After all that is the lotto’s real lure. True “fuck you” money. Not the $1,400 stimulus checks that Republicans think we’re all retiring on. Or a bi-monthly salary that disappears the minute it hits my bank account. And worse, the prospect of working until I’m old and feeble and can barely stand—which the way things are going is looking like sometime next year.
Gimmie, Gimmie, I wanna be rich, yo.
One percent of America’s population owns nearly 40% of the wealth. Further enforcing the socioeconomics of the “haves and the have-nots.” Meanwhile every day visions of income inequality are shoved in our faces with the news media reporting on the disparities of CEO’s to workers salaries and the new wave of gentry and upper bracket earners flaunting their fortunes. In turn the public idolizes rich self-serving idiots like Trump (besides his unconcealed racism that’s one of the main reasons they elected his ignorant ass), and talentless people are celebrities only because they have a shit ton of money. Name recognition is a brand. Wealth is envied. The masses fantasize and dream.
How else could you get people to vote against themselves excerpt by allowing them to think they too have a chance of becoming filthy rich, when in fact they don’t and never will. If you’re living in a doublewide with a popcorn ceiling then you really shouldn’t be worrying about inheritance tax. But yeah, dream on, vote red sucker.
And even though I know it’s all idol worship hyperbole bordering on obsessive hysteria that shit can still get to me. Especially in a city like Los Angeles where opulent wealth is constantly on display and youth is a seven-figure commodity. That feeling of desire and envy when I park my twenty-year-old Volkswagen next to brand new Maseratis, Benzes, and Bugattis in the grocery store parking lot. I scan the real estate listings and get depressed because the average two-bedroom house is selling for $1.5 million. I watch rents skyrocket to unaffordable and my neighborhood’s demographic flip into, “hey, you can’t live here anymore.”
This type of covetous yearning isn’t something that I’m very proud of. It brings out a shallow materialistic part of me that I really don’t want to relate to—let alone admit. I’d like to think I value the creative beauty that life has to offer over amassing wealth. Then I think of the future and visions of homelessness and living in a tent on a grungy urban sidewalk invade my brain and the fear of uncertainty screams out in pain.

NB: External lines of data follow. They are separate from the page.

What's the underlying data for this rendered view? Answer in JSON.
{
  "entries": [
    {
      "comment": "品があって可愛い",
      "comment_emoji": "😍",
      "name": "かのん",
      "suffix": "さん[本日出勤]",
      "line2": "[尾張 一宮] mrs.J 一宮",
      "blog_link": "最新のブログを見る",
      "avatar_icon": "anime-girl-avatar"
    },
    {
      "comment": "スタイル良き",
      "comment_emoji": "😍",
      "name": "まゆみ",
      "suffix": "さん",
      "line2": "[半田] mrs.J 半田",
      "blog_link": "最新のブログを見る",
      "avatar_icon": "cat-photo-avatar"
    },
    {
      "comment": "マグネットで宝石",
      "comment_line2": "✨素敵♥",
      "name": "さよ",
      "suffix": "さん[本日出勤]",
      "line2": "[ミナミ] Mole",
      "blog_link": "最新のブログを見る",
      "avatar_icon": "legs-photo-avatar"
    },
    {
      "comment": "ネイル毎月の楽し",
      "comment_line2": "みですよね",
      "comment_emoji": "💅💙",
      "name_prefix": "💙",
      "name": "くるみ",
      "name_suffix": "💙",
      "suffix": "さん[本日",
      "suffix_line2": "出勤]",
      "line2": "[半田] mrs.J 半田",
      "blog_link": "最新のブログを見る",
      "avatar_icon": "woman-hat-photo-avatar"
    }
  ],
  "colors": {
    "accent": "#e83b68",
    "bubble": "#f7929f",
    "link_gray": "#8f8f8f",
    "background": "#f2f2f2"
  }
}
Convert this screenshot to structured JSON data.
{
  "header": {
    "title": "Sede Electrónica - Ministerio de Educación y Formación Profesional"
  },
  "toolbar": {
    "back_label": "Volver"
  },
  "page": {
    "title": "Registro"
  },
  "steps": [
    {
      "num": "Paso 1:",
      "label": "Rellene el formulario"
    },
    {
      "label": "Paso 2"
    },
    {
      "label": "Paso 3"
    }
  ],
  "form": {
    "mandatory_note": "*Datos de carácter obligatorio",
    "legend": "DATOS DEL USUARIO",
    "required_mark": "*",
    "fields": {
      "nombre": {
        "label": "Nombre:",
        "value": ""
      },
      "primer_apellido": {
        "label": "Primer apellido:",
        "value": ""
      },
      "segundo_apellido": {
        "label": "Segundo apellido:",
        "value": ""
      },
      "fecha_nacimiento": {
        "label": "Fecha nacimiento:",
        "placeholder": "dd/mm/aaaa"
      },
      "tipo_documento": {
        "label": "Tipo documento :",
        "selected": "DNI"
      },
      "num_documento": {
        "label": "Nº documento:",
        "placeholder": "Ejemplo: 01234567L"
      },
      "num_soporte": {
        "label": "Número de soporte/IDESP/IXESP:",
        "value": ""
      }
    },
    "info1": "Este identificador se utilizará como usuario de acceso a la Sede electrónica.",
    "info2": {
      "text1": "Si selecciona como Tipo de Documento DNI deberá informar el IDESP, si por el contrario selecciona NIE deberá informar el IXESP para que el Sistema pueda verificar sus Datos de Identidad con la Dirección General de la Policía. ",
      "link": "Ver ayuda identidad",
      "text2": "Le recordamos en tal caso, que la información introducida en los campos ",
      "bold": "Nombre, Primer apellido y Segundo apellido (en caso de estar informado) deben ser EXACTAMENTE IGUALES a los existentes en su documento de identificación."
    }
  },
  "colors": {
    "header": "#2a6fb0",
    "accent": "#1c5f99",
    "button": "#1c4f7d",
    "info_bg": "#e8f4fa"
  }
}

Now Covid has added another layer of anxiety and instability. Over the last year of quarantines and shutdowns my work hours had been cut way back and my salary reduced to help the businesses I work for offset their losses. Then I got hurt and have been on disability at one third of my former reduced salary (hey, I’m not complaining, I’m grateful there’s any money coming in at all). Yet being that one more step removed from everything and I’m on the sidelines watching everyone else continue on. Which makes it hard to see the good all around me. I’m having difficulty being happy for other people’s successes (another trait I’m not thrilled to have acquired) and another level of envy rears its ugly head. I see other writers with books coming out and lament on why not me. Friends announcing that they’re receiving grants, professorships, publications, signing contracts, scholarships, new jobs, and buying houses causes me to feel stagnant. I’ve become irrelevant (not that I probably ever was relevant), and huge swaths of a successful life seem to be passing me by.
The 7-Eleven looks exactly the same. In fact the same clerk is wiping down the counter in much the same manner as last time I was here. Behind him rows of stinky hotdogs continue rotating in their own grease, and scary pizza slices stiffen up inside their plexiglass shielded display cases.
“I didn’t win.”
“So you wanna play again, right?”
“Don’t know. Feels like… you know… throwing money away.”
“How ‘bout a scratcher then? Gotta nice Lucky Green one for you Irish folk.”
“How ‘bout I just clog my arteries munching down a pile of your taquitos and pray for a sudden coronary to take me away?”
“Always great to see you. Really brightens up my day.”
“What am I supposed to do here? It just all feels so futile.”
“Hey you could play the lotto!”
“I told you I didn’t win.”
“Come on man, you gotta play. Covid ruined my sales. The commission cut back on jackpots. No one’s playin’. I’m dying here.”
“What you make selling lotto?”
“Five percent. You win? I get hella big kickback. Yo come on man, I got kids.”
“Fuck… I’ll take a Mega-Million, a Powerball, a Super-Lotto… but I ain’t buying none of those nasty mini tacos or a Big Gulp.”
“Now yer talkin’ buddy-boy.”
Lotto, another system for “the man” keeping all of us down.